### Material supplied
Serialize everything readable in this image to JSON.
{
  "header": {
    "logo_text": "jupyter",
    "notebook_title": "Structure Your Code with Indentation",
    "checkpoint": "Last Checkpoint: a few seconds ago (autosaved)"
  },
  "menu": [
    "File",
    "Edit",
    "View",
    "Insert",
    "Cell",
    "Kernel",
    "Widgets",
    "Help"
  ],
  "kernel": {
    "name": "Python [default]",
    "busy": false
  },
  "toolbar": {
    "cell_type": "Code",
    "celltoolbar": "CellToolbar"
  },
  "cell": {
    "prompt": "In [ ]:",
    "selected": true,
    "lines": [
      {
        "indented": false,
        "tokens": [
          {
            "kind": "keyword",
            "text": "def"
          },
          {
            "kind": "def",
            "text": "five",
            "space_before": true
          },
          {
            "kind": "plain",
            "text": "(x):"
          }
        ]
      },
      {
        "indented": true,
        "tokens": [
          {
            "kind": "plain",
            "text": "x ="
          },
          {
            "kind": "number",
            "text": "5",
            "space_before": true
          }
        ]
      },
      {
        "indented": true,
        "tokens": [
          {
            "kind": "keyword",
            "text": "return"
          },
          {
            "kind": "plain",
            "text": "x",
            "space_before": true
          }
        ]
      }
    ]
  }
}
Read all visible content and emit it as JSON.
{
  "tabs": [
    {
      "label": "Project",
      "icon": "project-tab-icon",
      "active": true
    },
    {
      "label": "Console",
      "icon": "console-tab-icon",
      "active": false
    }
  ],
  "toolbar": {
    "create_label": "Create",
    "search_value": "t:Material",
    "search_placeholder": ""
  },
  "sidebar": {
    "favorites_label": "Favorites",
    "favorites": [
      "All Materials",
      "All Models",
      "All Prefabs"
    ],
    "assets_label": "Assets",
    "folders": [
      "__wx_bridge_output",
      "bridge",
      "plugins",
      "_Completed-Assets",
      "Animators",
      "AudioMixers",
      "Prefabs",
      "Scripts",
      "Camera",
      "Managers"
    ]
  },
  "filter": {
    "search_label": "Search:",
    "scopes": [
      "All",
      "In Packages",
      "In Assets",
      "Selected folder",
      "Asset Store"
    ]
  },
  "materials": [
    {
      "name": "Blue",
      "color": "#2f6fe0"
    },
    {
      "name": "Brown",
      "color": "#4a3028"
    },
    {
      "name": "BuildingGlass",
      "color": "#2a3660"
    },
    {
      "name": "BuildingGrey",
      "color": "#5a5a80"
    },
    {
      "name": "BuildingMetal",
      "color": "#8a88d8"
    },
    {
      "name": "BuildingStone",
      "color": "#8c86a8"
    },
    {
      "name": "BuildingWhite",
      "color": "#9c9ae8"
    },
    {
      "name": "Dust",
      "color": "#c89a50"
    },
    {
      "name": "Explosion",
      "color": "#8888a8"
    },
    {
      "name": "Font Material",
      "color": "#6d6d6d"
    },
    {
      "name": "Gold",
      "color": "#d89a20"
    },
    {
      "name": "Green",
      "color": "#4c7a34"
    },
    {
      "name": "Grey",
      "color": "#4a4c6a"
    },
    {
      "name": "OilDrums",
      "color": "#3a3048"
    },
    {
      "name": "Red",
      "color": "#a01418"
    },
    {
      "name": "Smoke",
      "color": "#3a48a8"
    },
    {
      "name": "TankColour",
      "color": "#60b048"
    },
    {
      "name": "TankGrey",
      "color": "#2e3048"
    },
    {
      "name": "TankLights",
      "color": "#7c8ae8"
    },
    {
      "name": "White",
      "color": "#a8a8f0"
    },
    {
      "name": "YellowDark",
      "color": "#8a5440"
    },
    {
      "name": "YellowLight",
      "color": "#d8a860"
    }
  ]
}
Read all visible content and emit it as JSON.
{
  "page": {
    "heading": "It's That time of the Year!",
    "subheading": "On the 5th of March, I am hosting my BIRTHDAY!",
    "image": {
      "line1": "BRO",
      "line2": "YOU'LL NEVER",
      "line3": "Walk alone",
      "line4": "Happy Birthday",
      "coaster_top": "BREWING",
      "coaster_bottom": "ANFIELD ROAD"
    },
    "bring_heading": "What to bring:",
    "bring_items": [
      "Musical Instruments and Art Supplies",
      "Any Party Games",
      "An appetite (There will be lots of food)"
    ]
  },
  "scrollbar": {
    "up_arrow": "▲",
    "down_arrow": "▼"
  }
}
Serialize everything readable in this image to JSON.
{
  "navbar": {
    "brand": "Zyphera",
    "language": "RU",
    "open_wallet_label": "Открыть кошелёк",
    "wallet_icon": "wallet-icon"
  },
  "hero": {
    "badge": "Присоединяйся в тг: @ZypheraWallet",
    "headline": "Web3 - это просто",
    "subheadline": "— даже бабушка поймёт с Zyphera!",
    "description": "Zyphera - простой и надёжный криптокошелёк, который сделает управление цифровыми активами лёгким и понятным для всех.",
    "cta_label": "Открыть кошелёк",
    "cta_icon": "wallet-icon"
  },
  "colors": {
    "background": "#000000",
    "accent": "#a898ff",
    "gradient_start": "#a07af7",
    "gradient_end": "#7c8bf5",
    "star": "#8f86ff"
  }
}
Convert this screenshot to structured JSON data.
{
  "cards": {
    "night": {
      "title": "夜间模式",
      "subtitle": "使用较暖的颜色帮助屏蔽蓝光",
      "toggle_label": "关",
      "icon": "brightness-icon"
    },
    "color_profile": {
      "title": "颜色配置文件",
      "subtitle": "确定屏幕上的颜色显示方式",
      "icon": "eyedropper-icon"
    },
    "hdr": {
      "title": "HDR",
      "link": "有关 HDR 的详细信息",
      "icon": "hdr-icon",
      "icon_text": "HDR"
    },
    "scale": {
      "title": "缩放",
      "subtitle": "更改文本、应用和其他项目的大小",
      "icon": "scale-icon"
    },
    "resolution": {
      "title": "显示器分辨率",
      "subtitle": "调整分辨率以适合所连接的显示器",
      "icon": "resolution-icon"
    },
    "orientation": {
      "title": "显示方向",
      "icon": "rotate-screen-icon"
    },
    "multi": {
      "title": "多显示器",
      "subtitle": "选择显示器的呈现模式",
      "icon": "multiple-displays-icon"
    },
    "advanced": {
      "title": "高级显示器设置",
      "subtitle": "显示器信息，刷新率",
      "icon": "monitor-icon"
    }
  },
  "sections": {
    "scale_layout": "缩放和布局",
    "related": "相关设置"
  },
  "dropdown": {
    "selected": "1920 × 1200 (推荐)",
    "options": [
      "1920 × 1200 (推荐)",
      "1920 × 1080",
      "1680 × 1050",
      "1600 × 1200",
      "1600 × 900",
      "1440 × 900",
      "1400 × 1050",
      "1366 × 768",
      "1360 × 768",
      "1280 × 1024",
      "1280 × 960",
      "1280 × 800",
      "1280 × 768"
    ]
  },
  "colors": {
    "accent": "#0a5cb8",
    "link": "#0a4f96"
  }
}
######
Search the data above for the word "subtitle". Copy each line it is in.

      "subtitle": "使用较暖的颜色帮助屏蔽蓝光",
      "subtitle": "确定屏幕上的颜色显示方式",
      "subtitle": "更改文本、应用和其他项目的大小",
      "subtitle": "调整分辨率以适合所连接的显示器",
      "subtitle": "选择显示器的呈现模式",
      "subtitle": "显示器信息，刷新率",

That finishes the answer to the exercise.